I’m thinking about doing a regular section where I talk about an app I actually like. The app that made me consider this is one that has quickly become one of my favorites recently. It’s called Artifact and it was built by the founders of Instagram (pre-Facebook acquisition).
It’s billed as an AI news reader, and while it does seem to be using machine learning to figure out what I want to read, I actually think its cooler feature is its push alerts. Several times a day, it’ll just send me a push alert for something it thinks I might be interested in. Sometimes I click through and sometimes the push alerts are enough. The app is clearly trying to gamify itself to get me to use it more, but so far I’m really enjoying casually clicking into it throughout the day.
Even cooler, the other day it sent me a push alert for a review of a new restaurant in Manhattan right as I was wandering around looking for a place to eat. I decided to roll the dice and it turns out the AI nailed it. Had a great dinner. If you feel like you’re missing a whole section of “news” internet now that X is rotting, it’s worth giving it a whirl.
Japan’s Boring Halloween Is Back

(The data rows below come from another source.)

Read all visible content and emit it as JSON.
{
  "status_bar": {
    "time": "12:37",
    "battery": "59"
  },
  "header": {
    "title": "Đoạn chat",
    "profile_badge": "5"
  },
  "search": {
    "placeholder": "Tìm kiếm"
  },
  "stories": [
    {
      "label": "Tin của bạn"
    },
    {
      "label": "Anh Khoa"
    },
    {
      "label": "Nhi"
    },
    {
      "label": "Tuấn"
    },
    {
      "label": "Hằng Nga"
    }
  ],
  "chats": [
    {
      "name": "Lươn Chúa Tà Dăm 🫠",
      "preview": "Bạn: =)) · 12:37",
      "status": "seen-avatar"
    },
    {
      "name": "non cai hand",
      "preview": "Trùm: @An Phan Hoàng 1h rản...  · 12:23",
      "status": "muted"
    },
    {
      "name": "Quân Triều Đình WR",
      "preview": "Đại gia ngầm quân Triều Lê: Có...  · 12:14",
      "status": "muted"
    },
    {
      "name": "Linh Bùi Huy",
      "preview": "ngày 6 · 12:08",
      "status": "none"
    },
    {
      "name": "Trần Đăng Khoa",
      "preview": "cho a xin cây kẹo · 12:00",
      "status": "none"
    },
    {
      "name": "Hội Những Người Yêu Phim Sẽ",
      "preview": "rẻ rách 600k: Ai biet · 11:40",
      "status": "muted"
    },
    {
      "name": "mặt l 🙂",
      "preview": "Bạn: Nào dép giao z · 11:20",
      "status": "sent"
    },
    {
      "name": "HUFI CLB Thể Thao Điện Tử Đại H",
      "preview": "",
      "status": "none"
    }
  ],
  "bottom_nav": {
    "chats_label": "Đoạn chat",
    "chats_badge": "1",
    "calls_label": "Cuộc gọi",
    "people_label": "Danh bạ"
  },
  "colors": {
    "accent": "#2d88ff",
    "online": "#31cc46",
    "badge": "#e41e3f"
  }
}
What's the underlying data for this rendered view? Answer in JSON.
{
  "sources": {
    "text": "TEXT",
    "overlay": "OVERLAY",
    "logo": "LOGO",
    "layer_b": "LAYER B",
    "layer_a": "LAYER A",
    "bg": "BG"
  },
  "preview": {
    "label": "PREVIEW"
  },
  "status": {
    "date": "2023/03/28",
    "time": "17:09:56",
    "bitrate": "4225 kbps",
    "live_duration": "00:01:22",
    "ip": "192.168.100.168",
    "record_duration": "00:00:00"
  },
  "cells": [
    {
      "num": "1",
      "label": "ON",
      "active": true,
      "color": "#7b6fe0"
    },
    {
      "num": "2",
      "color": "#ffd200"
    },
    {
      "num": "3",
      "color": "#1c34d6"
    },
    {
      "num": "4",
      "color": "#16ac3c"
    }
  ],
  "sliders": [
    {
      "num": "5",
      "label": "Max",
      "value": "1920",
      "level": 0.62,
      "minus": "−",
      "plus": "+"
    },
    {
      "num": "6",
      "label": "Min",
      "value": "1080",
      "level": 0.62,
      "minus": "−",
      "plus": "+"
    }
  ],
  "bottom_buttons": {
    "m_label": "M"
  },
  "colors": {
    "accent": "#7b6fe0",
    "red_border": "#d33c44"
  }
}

Japan’s Mundane Halloween, or Jimi Halloween, competition was this week. You can check out an English-language blog post here about it or click over here and see a bunch of costumes collected by Japanese blog Daily Portalz. I think this was my favorite one. It’s “the child who appears in the My Neighbor Totoro poster but never appears in the main story.”
Some Stray Links
P.S. here’s evil Rick Astley.
***Any typos in this email are on purpose actually***